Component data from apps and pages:
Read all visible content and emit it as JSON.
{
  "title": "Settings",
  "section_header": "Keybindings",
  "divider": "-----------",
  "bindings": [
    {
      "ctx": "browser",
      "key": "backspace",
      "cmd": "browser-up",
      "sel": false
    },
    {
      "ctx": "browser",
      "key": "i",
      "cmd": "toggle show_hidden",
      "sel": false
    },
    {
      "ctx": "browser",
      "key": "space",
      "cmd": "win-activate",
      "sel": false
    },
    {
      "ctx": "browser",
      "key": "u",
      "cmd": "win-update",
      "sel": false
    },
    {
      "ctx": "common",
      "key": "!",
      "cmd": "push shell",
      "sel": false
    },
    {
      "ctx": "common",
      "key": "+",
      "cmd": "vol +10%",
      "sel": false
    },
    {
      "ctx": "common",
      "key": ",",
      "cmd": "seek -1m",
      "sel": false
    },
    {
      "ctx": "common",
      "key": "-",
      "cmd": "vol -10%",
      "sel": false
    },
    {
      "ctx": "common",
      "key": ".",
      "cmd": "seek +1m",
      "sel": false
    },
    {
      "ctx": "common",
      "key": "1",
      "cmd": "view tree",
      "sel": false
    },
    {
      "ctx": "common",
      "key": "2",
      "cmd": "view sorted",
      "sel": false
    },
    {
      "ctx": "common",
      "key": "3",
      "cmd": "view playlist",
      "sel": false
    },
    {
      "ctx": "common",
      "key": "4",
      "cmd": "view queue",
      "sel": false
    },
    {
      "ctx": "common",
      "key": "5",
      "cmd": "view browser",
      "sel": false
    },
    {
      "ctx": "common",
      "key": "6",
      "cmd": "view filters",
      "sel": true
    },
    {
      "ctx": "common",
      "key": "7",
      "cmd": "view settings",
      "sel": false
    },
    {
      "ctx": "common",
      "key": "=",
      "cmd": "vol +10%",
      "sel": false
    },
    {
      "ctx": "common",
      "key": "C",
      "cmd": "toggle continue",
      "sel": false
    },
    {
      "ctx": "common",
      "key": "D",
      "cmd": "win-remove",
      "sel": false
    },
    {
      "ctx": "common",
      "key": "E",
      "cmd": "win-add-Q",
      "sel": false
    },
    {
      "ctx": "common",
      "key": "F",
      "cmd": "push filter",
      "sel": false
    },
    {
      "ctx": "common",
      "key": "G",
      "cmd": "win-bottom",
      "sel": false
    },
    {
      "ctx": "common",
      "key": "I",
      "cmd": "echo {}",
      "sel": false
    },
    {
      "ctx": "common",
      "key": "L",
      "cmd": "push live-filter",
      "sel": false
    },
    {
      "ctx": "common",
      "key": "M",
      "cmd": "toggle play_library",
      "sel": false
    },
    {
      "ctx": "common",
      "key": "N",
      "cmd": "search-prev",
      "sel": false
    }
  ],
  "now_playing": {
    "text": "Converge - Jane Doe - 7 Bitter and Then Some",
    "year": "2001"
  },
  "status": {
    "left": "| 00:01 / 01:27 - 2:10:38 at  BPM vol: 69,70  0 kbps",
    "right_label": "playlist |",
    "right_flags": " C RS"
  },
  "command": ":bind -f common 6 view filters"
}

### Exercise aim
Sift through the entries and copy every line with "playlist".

### Answer section
      "cmd": "view playlist",
    "right_label": "playlist |",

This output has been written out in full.